A Wanamingo motorcyclist killed Saturday afternoon in a crash in Wabasha County, was one of six weekend fatalities. Two of them were motorcyclists, one was a pedestrian, three were motor vehicle occupants.
According to the Minnesota State Patrol, Kevin Louis Vandewalker, 61, was driving his 1999 Harley Davidson westbound on Hwy. 60 when it lost control around 287th Avenue and left the roadway.
Vandewalker was declared dead at the scene.
Assisting the State Patrol was the Wabasha County Sheriff’s Office.
The number of motorcycle fatalities is high this year compared to past years with 42 rider deaths, according to preliminary reports from the state Department of Public Safety. At this time last year, there were 31 rider deaths. August through fall is prime riding time for many Minnesota motorcyclists.

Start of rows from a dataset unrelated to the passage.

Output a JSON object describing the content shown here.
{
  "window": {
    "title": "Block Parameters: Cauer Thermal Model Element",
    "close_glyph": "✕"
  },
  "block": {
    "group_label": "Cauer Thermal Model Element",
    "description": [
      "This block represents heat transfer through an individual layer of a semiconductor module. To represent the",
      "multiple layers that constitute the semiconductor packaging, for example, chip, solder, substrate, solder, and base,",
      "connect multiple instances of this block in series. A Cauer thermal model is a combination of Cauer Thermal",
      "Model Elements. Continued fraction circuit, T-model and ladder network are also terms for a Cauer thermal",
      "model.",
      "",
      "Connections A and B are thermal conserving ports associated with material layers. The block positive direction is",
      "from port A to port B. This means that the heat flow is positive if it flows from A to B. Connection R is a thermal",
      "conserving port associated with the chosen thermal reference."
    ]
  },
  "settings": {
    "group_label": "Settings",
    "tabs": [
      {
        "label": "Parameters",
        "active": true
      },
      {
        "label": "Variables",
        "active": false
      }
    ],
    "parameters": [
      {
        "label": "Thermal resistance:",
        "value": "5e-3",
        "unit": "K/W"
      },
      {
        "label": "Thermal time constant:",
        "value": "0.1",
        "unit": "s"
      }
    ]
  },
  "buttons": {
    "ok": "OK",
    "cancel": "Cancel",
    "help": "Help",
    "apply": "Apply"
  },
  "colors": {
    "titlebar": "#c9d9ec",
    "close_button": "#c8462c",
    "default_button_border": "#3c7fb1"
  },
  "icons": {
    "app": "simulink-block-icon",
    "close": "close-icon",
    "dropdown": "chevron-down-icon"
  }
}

In total, 285 people have lost their lives on Minnesota roads so far in 2020, compared with 263 this time last year.
“The number of people dying on our roads is alarming and gets scarier each day,” said Mike Hanson, Office of Traffic Safety director.
Bill Shaffer, Motorcycle Safety Program coordinator, had advice for motorcyclists: “We want (them) to enjoy their fall rides and make it home safely every single time they ride. The majority of fatal motorcycle crashes this season involved only the motorcycle. In crashes involving another vehicle, failure to yield the motorcycle’s right of way continues to be the leading contributing factor every year.
These serious and deadly crashes are preventable. It’s up to riders and other drivers to work together to make sure everyone makes it home safely.”
DPS offered these tips to help ensure safe roads for motorcyclists:
• Wear all the gear all the time. Motorcyclists should wear a DOT-approved helmet and brightly colored protective gear for visibility and protection.
• Never assume another driver sees you. Be prepared for inattentive drivers by staying focused on riding, keeping your speed in check and maintaining a two-second following distance.
• Don’t drink and ride. Every year about one-third of all motorcycle fatalities involved impaired riders.
• Always look twice before entering a roadway, turning left or changing lanes. Turn your head to check blind spots. Due to the smaller size of motorcycles, their speed and distance is more difficult to judge.
• Give riders room to ride by maintaining the proper following distance.
• Pay attention and drive at safe speeds.